In 2010, Pangolin London exhibited Bailey’s sculptures, seen in public for the first time, resulting from a collaboration with Pangolin Editions sculpture foundry. Bailey’s dark and rugged sculptures were presented alongside a body of new photographs of animal skulls which illustrated the sculptural intricacies of the skull and the stark contrast between the two mediums of sculpture and photography. Bailey’s versatility as an artist is emphasised by his claim:
“I’m not saying I’m a sculptor, I just make images. I don’t take photographs, I make them. And now I’m making something else.”

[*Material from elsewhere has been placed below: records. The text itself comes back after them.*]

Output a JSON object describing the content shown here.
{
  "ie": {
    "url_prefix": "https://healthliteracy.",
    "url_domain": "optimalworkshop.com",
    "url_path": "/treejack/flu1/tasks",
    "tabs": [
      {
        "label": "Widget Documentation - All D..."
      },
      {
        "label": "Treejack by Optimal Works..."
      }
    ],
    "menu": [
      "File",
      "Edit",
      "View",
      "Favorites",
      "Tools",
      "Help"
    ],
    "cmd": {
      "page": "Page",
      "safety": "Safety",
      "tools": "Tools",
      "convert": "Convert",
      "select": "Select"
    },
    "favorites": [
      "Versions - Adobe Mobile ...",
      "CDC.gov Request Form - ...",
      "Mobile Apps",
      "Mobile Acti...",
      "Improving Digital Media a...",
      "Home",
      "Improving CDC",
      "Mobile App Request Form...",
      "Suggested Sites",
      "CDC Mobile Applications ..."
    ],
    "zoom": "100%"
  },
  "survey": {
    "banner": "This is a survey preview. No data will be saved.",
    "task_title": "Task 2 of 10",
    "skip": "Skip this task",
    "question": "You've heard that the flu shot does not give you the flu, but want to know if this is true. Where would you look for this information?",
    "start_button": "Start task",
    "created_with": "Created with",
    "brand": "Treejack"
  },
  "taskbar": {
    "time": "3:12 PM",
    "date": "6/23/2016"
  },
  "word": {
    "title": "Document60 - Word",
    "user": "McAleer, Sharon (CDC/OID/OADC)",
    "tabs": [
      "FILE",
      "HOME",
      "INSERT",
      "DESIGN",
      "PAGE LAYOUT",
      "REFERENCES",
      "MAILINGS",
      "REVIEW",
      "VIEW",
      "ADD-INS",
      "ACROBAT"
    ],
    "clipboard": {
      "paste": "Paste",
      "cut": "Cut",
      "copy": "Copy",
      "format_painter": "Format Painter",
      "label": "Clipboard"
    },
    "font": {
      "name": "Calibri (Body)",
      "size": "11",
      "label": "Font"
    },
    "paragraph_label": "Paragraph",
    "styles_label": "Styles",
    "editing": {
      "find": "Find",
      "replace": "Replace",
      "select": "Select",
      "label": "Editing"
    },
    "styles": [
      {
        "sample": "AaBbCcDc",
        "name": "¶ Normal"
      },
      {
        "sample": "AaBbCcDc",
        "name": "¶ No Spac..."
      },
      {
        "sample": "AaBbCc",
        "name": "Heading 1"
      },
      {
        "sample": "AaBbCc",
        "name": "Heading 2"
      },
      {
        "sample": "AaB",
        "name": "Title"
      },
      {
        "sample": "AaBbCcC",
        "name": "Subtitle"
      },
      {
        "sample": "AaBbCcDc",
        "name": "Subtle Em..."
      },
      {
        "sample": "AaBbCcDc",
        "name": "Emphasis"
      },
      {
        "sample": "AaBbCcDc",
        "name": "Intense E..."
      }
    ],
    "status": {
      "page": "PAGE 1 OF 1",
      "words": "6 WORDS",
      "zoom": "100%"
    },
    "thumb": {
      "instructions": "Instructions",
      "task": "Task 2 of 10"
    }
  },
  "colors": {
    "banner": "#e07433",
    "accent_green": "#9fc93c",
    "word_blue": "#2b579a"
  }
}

Bailey’s early artistic inspirations came from Picasso and like Picasso, Bailey’s sculptures seem to eschew current trends, informed rather by an intuitive conglomeration of tribal art and surrealist humour. This is seen in sculptures such as Dead Andy in which the instantly recognisable head of Andy Warhol sprouts from a can of baked beans and Dodo, the head formed of a watering can suspended on spindly legs and claws.